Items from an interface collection
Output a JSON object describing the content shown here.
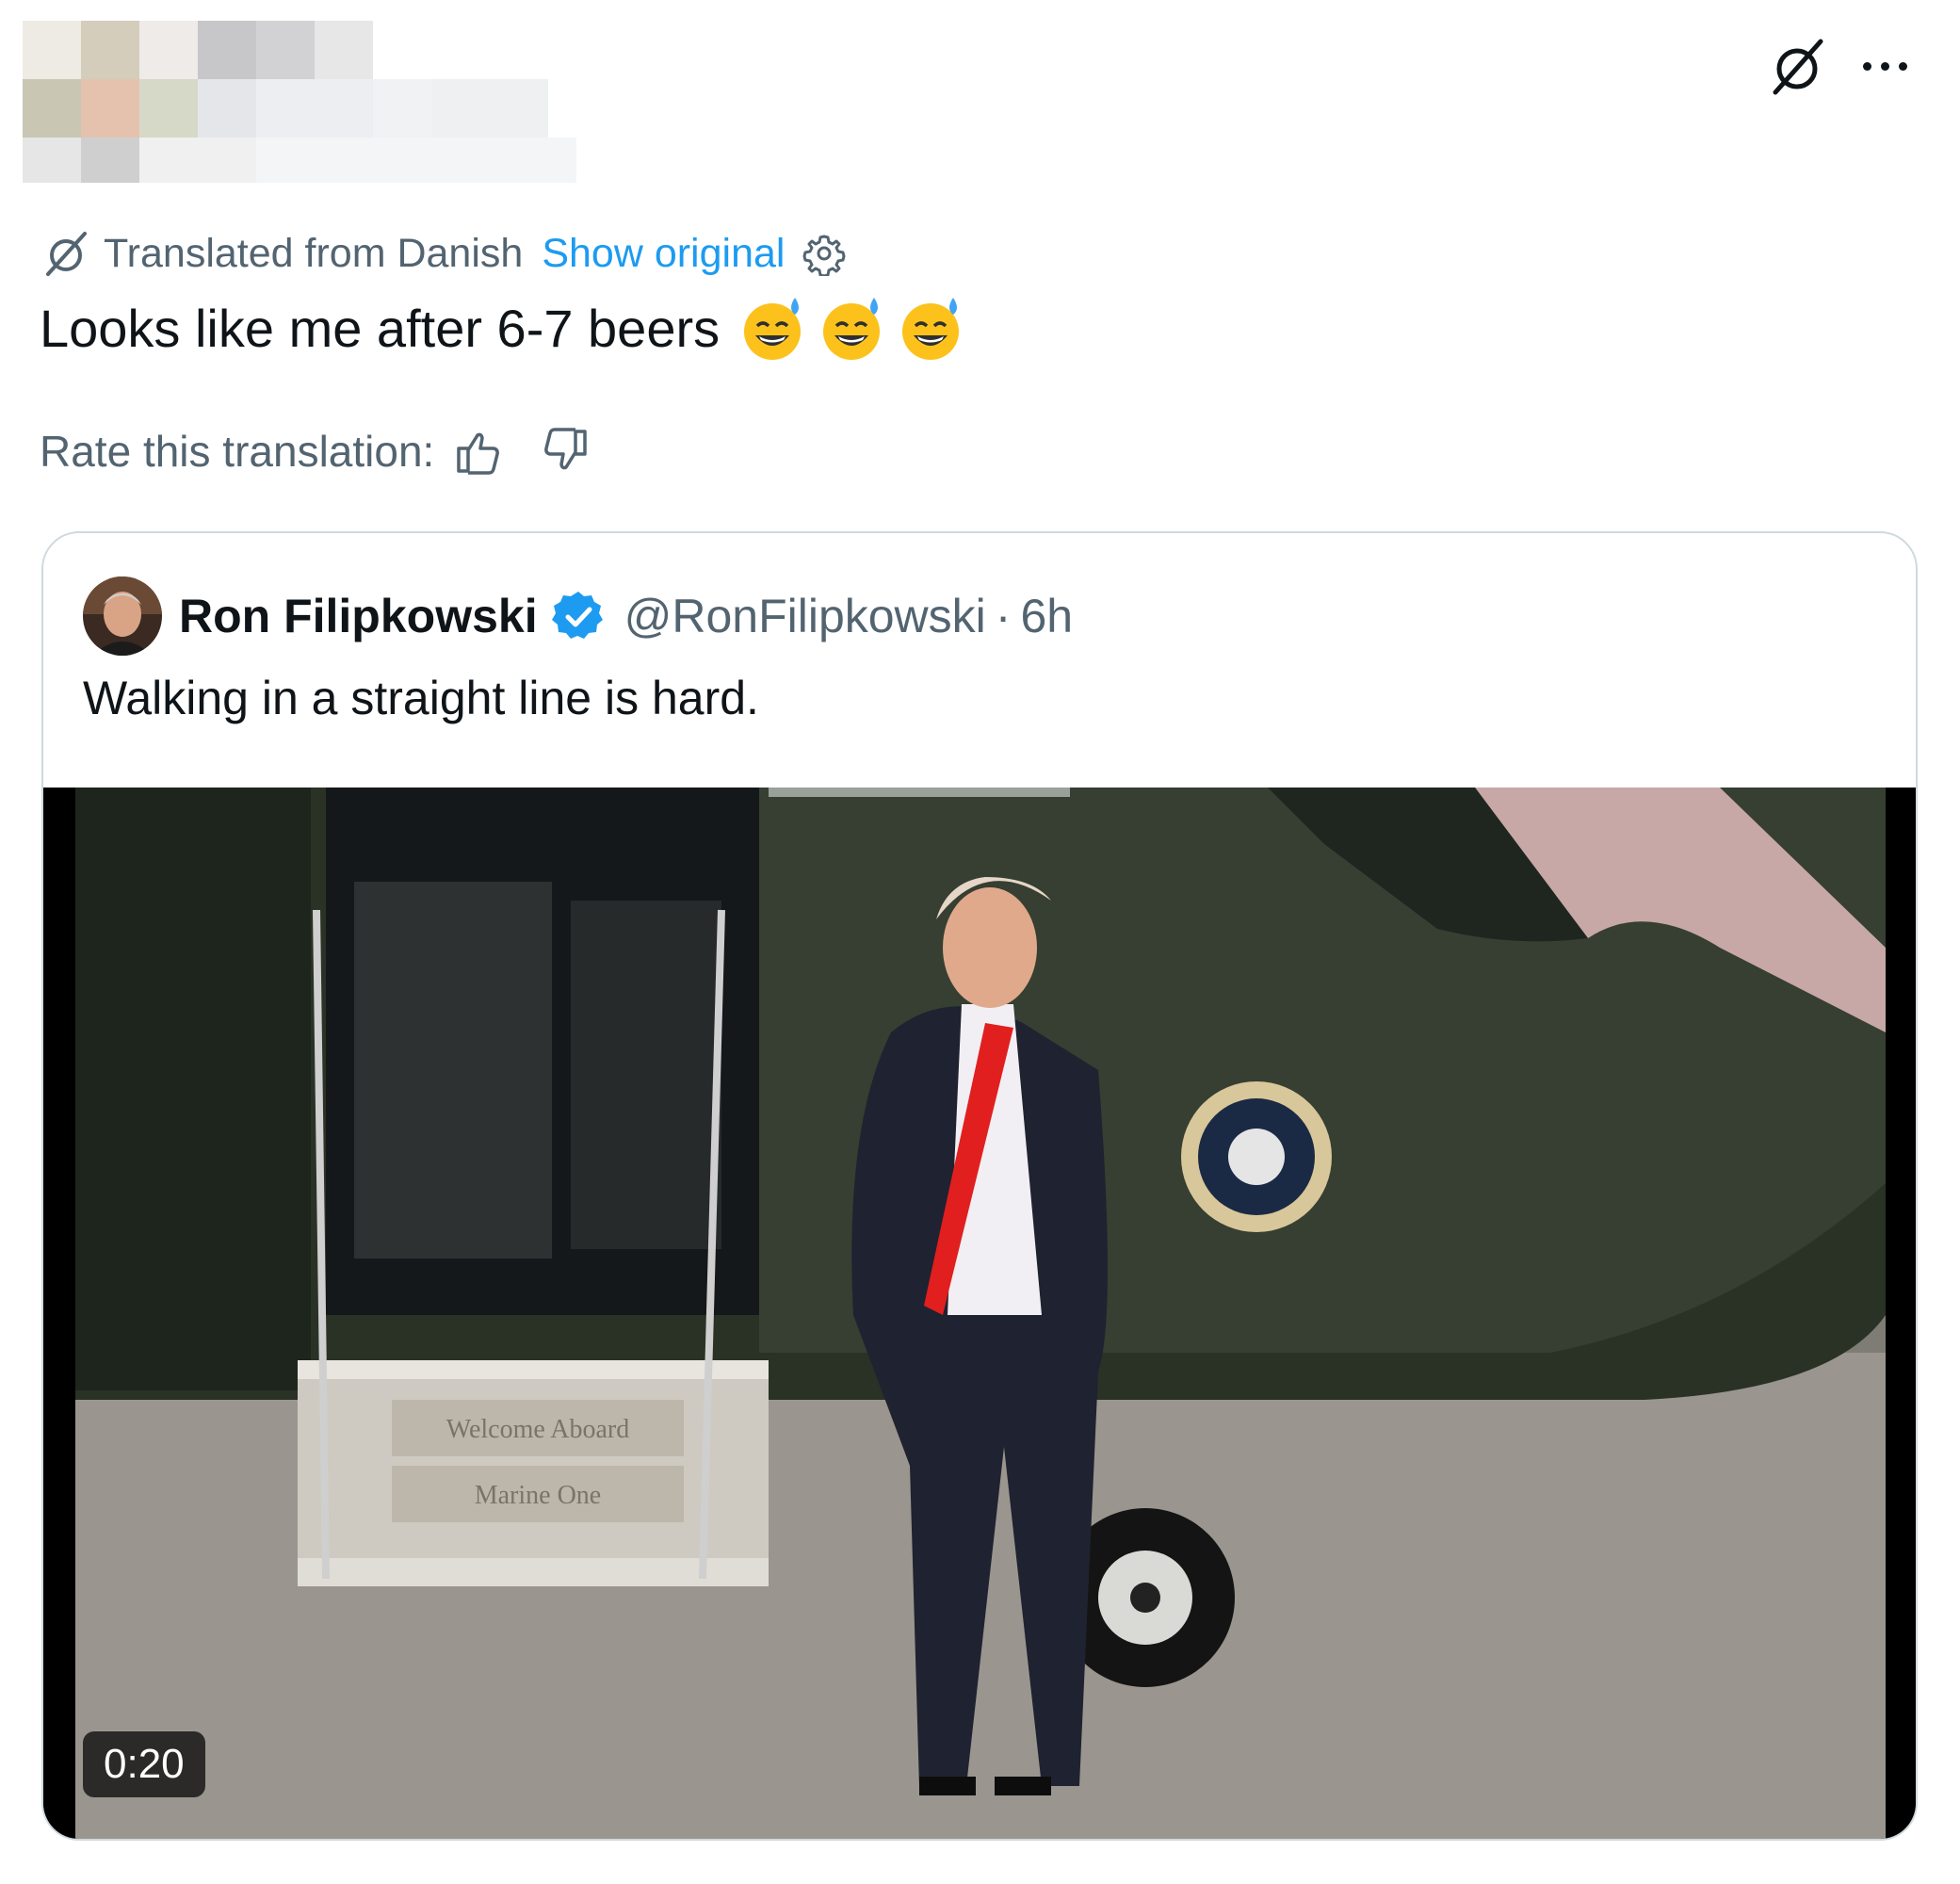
{
  "header": {
    "author_blurred": true
  },
  "translation": {
    "label": "Translated from Danish",
    "show_original": "Show original"
  },
  "tweet": {
    "text": "Looks like me after 6-7 beers",
    "emojis": [
      "sweat-smile-emoji",
      "sweat-smile-emoji",
      "sweat-smile-emoji"
    ]
  },
  "rating": {
    "label": "Rate this translation:"
  },
  "quoted": {
    "name": "Ron Filipkowski",
    "handle": "@RonFilipkowski",
    "separator": "·",
    "time": "6h",
    "text": "Walking in a straight line is hard.",
    "media": {
      "type": "video",
      "duration": "0:20",
      "sign_line1": "Welcome Aboard",
      "sign_line2": "Marine One"
    }
  },
  "colors": {
    "accent": "#1d9bf0",
    "secondary_text": "#536471",
    "border": "#cfd9de"
  }
}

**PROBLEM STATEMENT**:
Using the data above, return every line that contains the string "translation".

**WRITTEN ANSWER**:
  "translation": {
    "label": "Rate this translation:"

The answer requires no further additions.